- Centenary United Methodist Church (Macon Roving Listeners) - Macon, GA
- Forsyth Farmers' Market – Savannah, GA
- Georgians For Alternatives to the Death Penalty (GFADP) – Decatur, GA
- Peacebuilders Camp at Koinonia Farms – Americus, GA
Real Communities Best Practices
Real Communities Partnerships draw on three sources of knowledge that give them a common language and core of practices.
- Asset Based Community Development (ABCD) guides the process of community-building.
- Person-Centered Support guides the discovery of people's gifts and defines the conditions necessary for them to offer those gifts to the Real Communities Partnership.
- Purposeful Learning offers a set of disciplines for gaining a deeper understanding of the work.

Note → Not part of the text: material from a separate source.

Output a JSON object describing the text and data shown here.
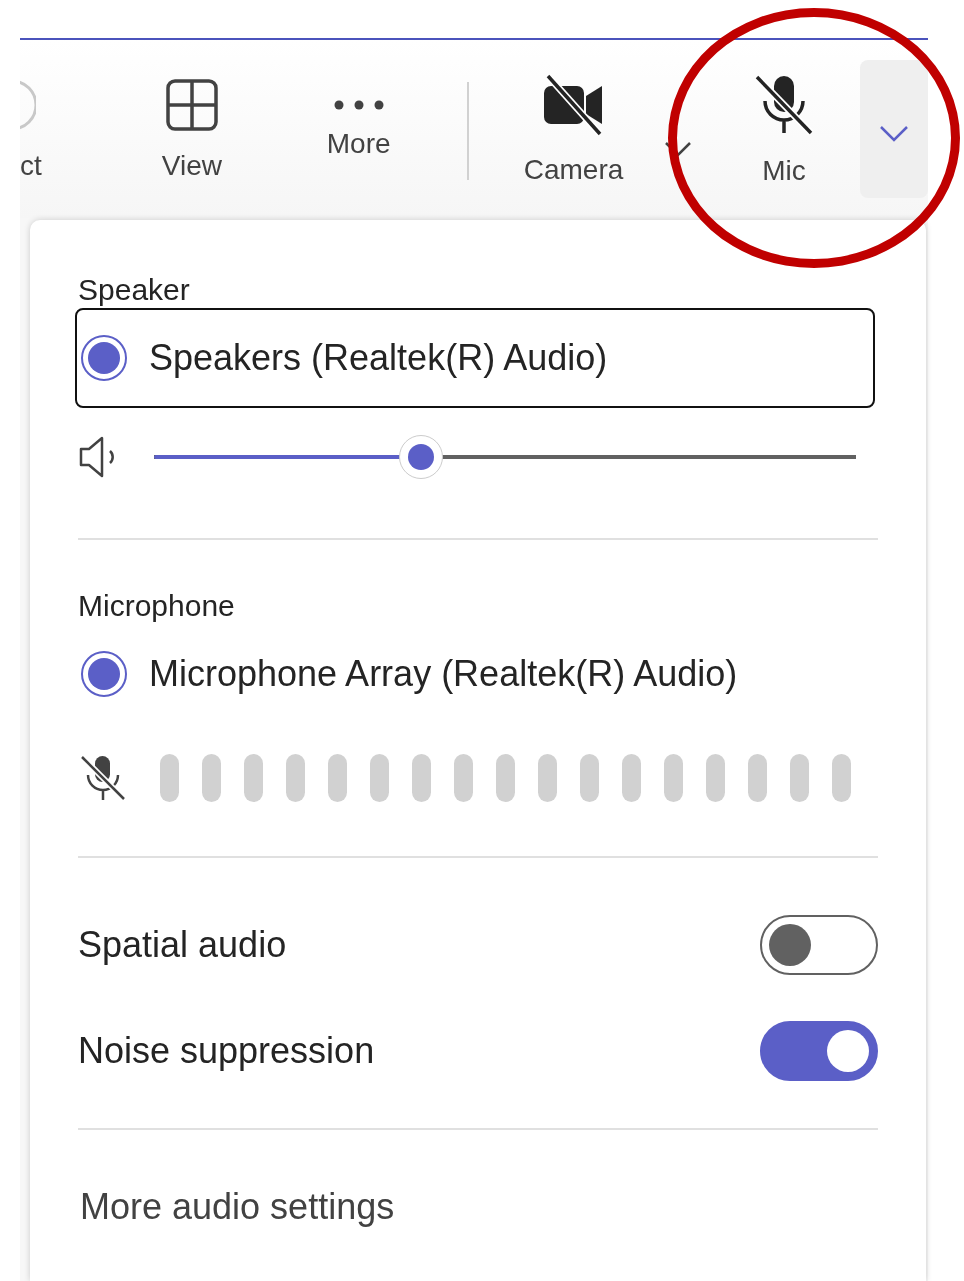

Real Communities aims to make choice real for more people with developmental disabilities so that they can exercise the responsibility to act as contributing citizens to make their community better for everyone. A Real Communities Partner accepts four commitments and four responsibilities for learning.
Real Communities Four Commitments
1. People with developmental disabilities are active members
People with developmental disabilities are active members who influence the group's direction and participate in doing its work. Action is with people with developmental disabilities, not for them.
This Means Learning ... to keep asking "Whose gifts are missing?" and discovering how to reach out, invite and actively involve people who need personalized support in order to contribute to their community.
2. Action focuses on making the community better for everyone.
Action focuses on making the community better for everyone.The initiative is not about specialized responses to disability but about engaging people who care about working together on local issues of common interest.
This Means Learning ... to listen carefully to fellow citizens outside the circle of those primarily concerned with disability to discover what local issues people care about enough to take action together.
3. Over time, the initiative builds up local capacity for collective action
Over time, the initiative builds up local capacity for collective action by creating and strengthening continuing relationships with a variety of associations and groups. The initiative is not about single victories but about building communities where people have a growing capacity to act together.
This Means Learning ... to build and strengthen local alliances and networks.
4. Participants take responsibility for sharing what they are learning.
This Means Learning ... to reflect together on the work and identify and communicate its lessons.